An entomological study of onchocerciasis vectors, Simulium damnosum s.l., in Kinshasa, Democratic Republic of Congo [post]

2021 unpublished
Background Onchocerciasis, a parasitic disease caused by the filarial worm Onchocerca volvulus transmitted through the bite of Simulium (black flies), is a cause of global concern, with the African population being majorly affected. This study focused on the bite rates, bite cycle, and transmission potential of Simulium damnosum s.l. in two sites with river blindness outbreaks in Kinshasa, DRC: Gombe (S1) and Mont-Ngafula at Kimwenza (S2). Methods From August 1, 2019, to July 31, 2020, we
more » ... 31, 2020, we captured adult female black flies near breeding sites along the Congo River at S1 and Lukaya Valley at S2. Collections using human baits at the two sites were conducted for five days/month. Results A total of 6082 black flies of species Simulium squamosum (classified based on other entomological surveys) were captured during the study period. The daily cycle of aggression revealed two peaks: one between 8 and 9 a.m. and the other between 4 and 5 p.m. Low bite rates were observed between 11 a.m. and 1 p.m. The annual biting rate/person reached 13,463 in S1 and 23,638 in S2, with a total of 37,101 bites/person.
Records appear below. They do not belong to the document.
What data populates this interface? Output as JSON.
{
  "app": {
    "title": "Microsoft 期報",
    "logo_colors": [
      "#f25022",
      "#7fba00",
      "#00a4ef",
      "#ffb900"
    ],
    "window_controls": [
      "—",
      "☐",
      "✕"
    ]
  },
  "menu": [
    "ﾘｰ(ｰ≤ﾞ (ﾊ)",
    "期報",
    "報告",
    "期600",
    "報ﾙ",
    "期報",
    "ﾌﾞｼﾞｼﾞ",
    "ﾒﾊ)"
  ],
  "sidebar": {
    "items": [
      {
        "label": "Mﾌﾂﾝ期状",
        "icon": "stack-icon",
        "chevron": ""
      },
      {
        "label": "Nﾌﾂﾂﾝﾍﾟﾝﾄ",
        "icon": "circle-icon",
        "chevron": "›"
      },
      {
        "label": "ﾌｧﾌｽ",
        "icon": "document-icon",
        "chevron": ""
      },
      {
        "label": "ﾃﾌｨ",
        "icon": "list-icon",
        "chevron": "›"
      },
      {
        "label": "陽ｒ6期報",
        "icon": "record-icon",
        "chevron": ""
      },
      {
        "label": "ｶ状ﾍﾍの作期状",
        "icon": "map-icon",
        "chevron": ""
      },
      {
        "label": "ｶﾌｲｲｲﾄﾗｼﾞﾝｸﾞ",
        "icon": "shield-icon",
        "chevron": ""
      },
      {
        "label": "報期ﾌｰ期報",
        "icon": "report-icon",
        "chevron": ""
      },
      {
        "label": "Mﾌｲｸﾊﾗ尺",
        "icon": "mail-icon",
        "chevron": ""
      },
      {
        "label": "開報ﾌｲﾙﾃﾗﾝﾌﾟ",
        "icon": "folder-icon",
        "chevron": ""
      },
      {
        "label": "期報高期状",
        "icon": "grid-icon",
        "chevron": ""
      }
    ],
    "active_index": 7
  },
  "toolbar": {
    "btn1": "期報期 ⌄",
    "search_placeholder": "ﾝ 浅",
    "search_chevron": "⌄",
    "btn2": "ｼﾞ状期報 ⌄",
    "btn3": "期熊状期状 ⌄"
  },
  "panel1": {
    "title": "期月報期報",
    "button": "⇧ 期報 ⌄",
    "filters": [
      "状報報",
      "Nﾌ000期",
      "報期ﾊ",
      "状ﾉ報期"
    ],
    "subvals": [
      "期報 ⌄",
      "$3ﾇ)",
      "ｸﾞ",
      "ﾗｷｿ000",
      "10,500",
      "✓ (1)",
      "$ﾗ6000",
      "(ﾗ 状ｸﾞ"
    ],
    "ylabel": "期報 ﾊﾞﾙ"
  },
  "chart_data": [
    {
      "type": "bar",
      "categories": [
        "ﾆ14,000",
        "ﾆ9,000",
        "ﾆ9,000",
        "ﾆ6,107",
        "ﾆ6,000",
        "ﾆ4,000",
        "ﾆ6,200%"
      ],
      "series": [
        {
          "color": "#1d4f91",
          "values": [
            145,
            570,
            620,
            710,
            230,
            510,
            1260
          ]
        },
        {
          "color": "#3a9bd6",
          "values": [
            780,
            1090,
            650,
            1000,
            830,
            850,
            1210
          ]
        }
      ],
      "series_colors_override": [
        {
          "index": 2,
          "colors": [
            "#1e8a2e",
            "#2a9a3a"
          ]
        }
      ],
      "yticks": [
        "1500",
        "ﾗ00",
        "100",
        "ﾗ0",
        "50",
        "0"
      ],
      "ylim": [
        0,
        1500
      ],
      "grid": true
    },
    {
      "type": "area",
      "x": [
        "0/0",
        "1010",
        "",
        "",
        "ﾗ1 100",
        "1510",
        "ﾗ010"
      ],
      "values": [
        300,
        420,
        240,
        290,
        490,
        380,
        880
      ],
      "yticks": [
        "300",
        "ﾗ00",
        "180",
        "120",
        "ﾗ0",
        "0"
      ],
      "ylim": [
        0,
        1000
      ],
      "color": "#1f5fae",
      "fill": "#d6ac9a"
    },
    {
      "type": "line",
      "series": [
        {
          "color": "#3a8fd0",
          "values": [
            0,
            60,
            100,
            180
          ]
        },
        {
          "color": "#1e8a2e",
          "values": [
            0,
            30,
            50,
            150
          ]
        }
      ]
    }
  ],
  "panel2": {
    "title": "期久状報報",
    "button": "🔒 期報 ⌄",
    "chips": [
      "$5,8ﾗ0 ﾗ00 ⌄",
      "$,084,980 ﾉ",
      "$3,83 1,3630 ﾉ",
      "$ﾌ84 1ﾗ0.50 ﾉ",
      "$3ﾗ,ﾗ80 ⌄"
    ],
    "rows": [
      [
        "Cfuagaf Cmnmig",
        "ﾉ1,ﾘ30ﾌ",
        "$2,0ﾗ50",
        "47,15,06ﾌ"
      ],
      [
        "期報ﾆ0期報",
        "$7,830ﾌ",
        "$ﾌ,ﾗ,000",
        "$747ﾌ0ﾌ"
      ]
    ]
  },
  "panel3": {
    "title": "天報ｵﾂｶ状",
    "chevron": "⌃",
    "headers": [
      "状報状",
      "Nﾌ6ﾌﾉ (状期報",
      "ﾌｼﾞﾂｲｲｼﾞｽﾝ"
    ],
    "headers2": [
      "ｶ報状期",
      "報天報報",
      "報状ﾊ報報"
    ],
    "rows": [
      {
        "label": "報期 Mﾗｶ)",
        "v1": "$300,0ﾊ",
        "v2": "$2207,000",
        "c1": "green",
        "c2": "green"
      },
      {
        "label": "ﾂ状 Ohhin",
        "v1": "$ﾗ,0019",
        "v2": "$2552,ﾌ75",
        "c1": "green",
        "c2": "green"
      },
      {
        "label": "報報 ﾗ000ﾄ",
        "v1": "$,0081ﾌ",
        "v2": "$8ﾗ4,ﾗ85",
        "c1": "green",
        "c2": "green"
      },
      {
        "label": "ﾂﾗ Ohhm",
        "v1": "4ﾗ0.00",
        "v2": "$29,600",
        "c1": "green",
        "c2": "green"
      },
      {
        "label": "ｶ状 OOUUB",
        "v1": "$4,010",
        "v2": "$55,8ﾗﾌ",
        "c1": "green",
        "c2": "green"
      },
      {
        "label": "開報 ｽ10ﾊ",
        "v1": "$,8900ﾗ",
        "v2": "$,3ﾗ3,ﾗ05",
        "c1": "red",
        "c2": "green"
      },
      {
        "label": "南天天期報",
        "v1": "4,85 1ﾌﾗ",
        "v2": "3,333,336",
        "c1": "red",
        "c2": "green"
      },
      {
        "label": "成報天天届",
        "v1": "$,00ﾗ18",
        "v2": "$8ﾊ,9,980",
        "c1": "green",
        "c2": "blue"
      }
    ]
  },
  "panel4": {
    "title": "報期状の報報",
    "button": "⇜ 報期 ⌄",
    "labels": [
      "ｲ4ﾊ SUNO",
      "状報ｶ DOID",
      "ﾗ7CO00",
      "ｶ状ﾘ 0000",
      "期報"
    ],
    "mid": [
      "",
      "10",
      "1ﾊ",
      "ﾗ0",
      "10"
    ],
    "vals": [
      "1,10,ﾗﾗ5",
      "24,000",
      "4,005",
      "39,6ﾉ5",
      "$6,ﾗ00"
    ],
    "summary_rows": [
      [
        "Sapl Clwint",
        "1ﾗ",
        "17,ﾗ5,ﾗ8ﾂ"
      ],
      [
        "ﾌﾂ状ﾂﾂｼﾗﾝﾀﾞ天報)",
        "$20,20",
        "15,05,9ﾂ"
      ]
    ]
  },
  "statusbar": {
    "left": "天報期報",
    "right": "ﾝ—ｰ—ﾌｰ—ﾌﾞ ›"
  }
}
The average daily biting rate, 37 ± 10 and 69 ± 23 bites/day/person in S1 and S2, respectively, did not differ significantly (P = 0.8901). The high density of the host population can disrupt the transmission of vector-borne diseases by diluting the transmission indices. There was no evidence of onchocerciasis transmission at the study sites because of inadequate laboratory facilities in the DRC. Various larval supports have been identified: at Gombe: aquatic plants, plastic bags, dead leaves, and rocks; at Kimwenza: Ledermaniella ledermanii (the most abundant species at the site), plastic bags, artificial waste, and aquatic plants. Conclusions The study provides further evidence for the need for alternative strategies to eliminate the parasite in the formerly hyper-endemic foci.
doi:10.21203/ fatcat:uxz3uzkkuzethhx4vs6jgy32e4